**TASK INSTRUCTIONS:** From the data below, copy each line that includes the word "this".
============
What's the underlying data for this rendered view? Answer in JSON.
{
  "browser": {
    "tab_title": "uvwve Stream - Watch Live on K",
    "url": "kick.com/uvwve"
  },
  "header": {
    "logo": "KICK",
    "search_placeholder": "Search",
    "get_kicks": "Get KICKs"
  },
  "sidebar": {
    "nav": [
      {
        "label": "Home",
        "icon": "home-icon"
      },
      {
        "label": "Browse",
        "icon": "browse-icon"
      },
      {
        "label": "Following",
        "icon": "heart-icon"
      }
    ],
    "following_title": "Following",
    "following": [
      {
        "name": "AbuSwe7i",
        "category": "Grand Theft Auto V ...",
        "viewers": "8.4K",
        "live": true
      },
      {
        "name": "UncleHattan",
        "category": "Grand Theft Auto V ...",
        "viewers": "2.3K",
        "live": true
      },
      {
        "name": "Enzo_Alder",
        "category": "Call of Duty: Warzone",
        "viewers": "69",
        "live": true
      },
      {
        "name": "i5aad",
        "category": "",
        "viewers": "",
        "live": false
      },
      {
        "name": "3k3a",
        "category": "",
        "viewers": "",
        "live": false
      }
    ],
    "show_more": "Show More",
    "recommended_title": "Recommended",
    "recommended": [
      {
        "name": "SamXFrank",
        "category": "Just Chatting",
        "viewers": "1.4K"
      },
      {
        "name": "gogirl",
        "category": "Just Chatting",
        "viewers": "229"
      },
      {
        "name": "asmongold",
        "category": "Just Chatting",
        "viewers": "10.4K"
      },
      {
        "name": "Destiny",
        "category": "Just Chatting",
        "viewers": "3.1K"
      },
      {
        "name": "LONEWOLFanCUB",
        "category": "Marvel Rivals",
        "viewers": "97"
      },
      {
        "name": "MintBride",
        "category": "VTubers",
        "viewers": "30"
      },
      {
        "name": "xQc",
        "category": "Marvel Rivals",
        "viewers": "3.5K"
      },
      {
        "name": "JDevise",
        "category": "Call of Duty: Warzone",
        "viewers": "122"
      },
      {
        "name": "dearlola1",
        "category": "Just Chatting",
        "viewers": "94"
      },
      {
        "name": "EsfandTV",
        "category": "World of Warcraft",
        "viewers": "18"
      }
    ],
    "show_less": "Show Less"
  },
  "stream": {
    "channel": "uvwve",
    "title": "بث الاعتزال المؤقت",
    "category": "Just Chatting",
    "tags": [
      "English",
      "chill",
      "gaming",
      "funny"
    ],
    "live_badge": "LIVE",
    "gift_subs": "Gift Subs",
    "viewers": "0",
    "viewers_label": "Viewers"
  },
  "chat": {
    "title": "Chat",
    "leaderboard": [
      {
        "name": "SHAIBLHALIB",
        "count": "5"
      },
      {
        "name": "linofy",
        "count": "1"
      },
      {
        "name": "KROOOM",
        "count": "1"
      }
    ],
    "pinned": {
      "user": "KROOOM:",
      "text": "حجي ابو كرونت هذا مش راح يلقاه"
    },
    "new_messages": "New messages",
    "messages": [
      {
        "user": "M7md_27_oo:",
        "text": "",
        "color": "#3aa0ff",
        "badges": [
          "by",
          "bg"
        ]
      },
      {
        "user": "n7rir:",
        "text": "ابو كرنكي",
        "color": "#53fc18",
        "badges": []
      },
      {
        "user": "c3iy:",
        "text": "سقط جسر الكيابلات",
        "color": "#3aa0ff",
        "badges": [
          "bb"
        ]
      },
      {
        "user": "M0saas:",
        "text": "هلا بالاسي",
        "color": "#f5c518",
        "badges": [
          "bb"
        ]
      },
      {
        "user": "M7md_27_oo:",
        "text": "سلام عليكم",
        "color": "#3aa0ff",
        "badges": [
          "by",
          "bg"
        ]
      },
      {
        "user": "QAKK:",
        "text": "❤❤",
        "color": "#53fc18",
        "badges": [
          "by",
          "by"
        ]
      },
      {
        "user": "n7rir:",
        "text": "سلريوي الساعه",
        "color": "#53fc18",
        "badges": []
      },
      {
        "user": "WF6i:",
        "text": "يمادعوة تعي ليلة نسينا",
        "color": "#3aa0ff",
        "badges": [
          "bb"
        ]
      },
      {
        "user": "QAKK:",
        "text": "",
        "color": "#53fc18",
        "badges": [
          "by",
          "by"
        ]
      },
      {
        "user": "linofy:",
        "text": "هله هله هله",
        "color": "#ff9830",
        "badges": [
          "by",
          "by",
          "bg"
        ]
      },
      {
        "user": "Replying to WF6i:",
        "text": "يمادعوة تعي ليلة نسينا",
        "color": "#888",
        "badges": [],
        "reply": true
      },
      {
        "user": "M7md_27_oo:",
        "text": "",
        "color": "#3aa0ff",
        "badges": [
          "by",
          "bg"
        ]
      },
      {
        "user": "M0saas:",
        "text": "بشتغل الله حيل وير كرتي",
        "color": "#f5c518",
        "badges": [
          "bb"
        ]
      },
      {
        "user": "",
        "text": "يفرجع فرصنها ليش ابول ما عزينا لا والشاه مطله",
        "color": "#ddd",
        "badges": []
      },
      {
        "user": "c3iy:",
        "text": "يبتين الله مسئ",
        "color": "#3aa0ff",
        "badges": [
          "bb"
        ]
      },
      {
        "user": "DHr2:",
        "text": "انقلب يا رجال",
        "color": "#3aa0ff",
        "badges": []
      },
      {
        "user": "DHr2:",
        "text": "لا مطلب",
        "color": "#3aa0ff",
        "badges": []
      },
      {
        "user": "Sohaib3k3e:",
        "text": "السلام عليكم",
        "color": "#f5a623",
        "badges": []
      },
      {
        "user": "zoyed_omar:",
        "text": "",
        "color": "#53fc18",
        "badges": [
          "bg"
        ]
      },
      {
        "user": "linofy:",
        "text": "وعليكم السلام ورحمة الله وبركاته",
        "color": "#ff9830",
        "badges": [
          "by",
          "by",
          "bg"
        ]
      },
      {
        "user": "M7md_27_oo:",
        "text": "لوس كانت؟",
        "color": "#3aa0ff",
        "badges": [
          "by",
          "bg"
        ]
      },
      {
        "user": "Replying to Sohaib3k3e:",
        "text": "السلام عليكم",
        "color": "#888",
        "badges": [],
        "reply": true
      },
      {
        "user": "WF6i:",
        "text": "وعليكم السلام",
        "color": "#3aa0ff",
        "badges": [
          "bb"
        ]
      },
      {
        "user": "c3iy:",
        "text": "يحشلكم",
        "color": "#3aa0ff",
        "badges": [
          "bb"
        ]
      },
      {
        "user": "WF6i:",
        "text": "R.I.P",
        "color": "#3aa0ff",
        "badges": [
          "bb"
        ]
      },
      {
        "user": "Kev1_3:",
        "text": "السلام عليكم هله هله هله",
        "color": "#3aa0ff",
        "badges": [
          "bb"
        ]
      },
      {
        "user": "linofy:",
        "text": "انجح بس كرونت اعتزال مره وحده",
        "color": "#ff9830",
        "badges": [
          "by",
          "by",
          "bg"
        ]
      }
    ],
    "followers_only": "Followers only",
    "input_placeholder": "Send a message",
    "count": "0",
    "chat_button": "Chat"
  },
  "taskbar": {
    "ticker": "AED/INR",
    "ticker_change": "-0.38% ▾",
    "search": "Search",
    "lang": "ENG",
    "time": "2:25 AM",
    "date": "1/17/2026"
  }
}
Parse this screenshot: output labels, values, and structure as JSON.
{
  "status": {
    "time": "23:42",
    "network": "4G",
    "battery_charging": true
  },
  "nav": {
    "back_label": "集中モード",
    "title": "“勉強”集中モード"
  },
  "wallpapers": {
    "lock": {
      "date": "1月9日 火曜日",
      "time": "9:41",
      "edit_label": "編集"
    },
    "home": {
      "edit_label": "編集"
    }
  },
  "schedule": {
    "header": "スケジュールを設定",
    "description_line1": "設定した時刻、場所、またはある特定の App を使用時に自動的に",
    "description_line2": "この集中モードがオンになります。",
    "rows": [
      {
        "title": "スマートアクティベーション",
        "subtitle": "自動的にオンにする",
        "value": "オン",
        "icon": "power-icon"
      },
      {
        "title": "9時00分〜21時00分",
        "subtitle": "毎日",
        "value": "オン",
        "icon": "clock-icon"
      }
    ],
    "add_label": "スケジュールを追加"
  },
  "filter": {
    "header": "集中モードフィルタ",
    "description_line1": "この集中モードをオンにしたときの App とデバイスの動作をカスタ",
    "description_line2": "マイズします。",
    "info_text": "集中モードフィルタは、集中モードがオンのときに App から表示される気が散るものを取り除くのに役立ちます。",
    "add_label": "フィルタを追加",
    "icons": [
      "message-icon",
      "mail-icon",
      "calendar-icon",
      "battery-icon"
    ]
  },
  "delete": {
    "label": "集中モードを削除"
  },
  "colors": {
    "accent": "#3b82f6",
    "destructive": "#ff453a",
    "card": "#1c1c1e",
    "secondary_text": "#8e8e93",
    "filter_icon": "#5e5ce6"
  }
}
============
**RESULT OF THE EXERCISE:**
What's the underlying data for this rendered view? Answer in JSON.
Parse this screenshot: output labels, values, and structure as JSON.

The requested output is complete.